Problem details: Using the records below, filter out every line that lacks "icon" and copy the rest.

Items from a dataset:
○ ○ ○ ○ ○ ○ ○
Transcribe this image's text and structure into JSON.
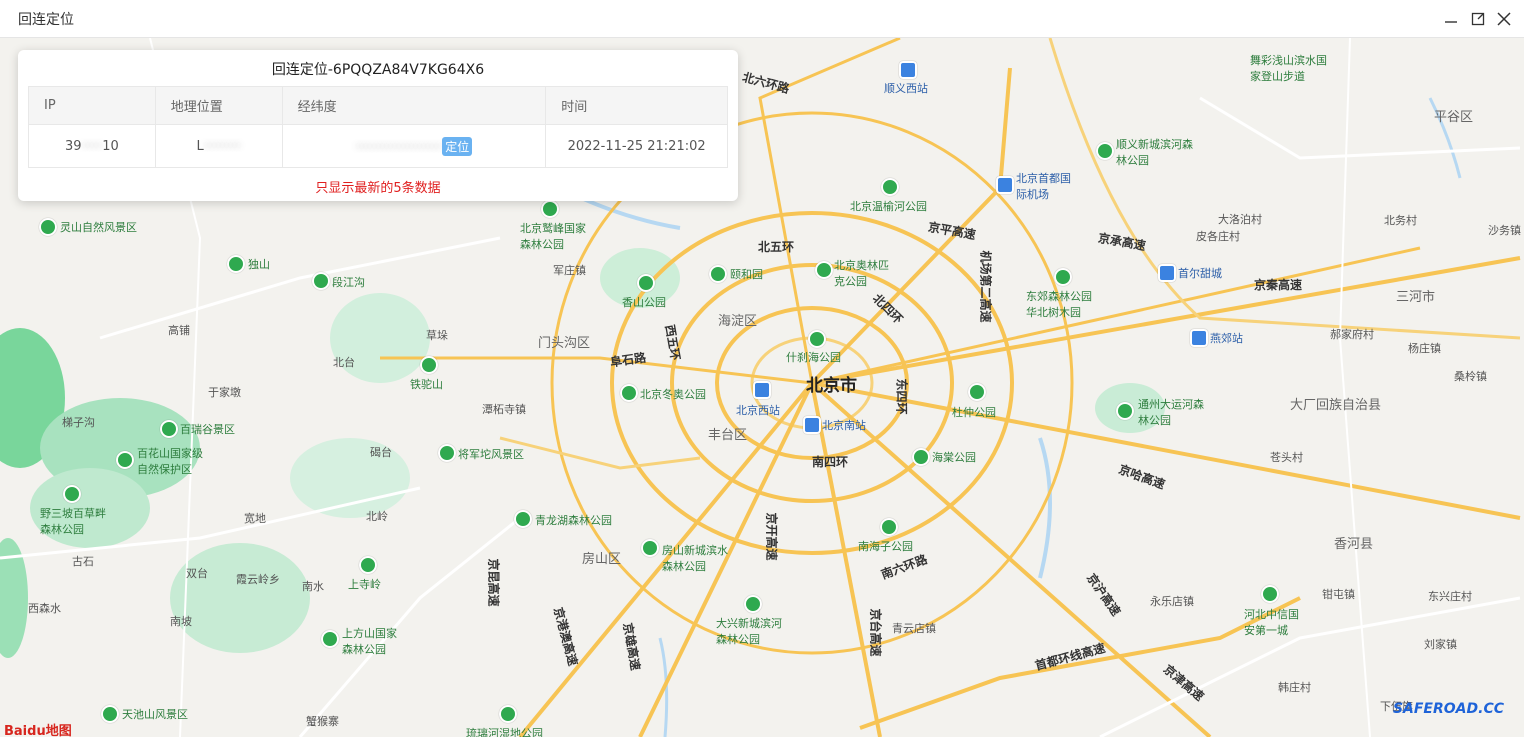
{
  "window": {
    "title": "回连定位",
    "controls": [
      "minimize-icon",
      "maximize-icon",
      "close-icon"
    ]
  },
  "panel": {
    "title": "回连定位-6PQQZA84V7KG64X6",
    "columns": [
      "IP",
      "地理位置",
      "经纬度",
      "时间"
    ],
    "rows": [
      {
        "ip_start": "39",
        "ip_end": "10",
        "ip_masked": "·····",
        "location_start": "L",
        "location_masked": "·········",
        "coords_masked": "·····················",
        "locate_label": "定位",
        "time": "2022-11-25 21:21:02"
      }
    ],
    "note": "只显示最新的5条数据"
  },
  "map": {
    "city": "北京市",
    "districts": [
      "海淀区",
      "门头沟区",
      "丰台区",
      "房山区",
      "平谷区",
      "三河市",
      "香河县",
      "大厂回族自治县"
    ],
    "roads": [
      "北六环路",
      "北五环",
      "北四环",
      "西五环",
      "东四环",
      "南四环",
      "京平高速",
      "机场第二高速",
      "京承高速",
      "京秦高速",
      "京哈高速",
      "南六环路",
      "京开高速",
      "京台高速",
      "首都环线高速",
      "阜石路",
      "京昆高速",
      "京港澳高速",
      "京雄高速",
      "京津高速",
      "京沪高速"
    ],
    "pois": [
      "顺义西站",
      "北京首都国际机场",
      "北京温榆河公园",
      "顺义新城滨河森林公园",
      "舞彩浅山滨水国家登山步道",
      "颐和园",
      "北京奥林匹克公园",
      "香山公园",
      "什刹海公园",
      "北京西站",
      "北京南站",
      "北京冬奥公园",
      "杜仲公园",
      "海棠公园",
      "东郊森林公园华北树木园",
      "通州大运河森林公园",
      "南海子公园",
      "大兴新城滨河森林公园",
      "房山新城滨水森林公园",
      "青龙湖森林公园",
      "将军坨风景区",
      "铁驼山",
      "百瑞谷景区",
      "百花山国家级自然保护区",
      "野三坡百草畔森林公园",
      "上方山国家森林公园",
      "天池山风景区",
      "灵山自然风景区",
      "北京鹫峰国家森林公园",
      "首尔甜城",
      "燕郊站",
      "河北中信国安第一城",
      "上寺岭",
      "独山",
      "段江沟",
      "琉璃河湿地公园"
    ],
    "towns": [
      "军庄镇",
      "潭柘寺镇",
      "于家墩",
      "梯子沟",
      "北台",
      "北岭",
      "碣台",
      "古石",
      "双台",
      "西森水",
      "南坡",
      "霞云岭乡",
      "南水",
      "宽地",
      "蟹猴寨",
      "高铺",
      "草垛",
      "皮各庄村",
      "大洛泊村",
      "北务村",
      "郝家府村",
      "杨庄镇",
      "桑柃镇",
      "苍头村",
      "永乐店镇",
      "钳屯镇",
      "东兴庄村",
      "刘家镇",
      "韩庄村",
      "下伍旗",
      "青云店镇",
      "沙务镇"
    ],
    "attribution": "Baidu地图",
    "watermark": "SAFEROAD.CC"
  },
  "colors": {
    "accent": "#6ab2f1",
    "note": "#e02020",
    "park": "#5fcf8b",
    "highway": "#f7c454"
  }
}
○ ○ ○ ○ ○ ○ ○
Written solution:
      "minimize-icon",
      "maximize-icon",
      "close-icon"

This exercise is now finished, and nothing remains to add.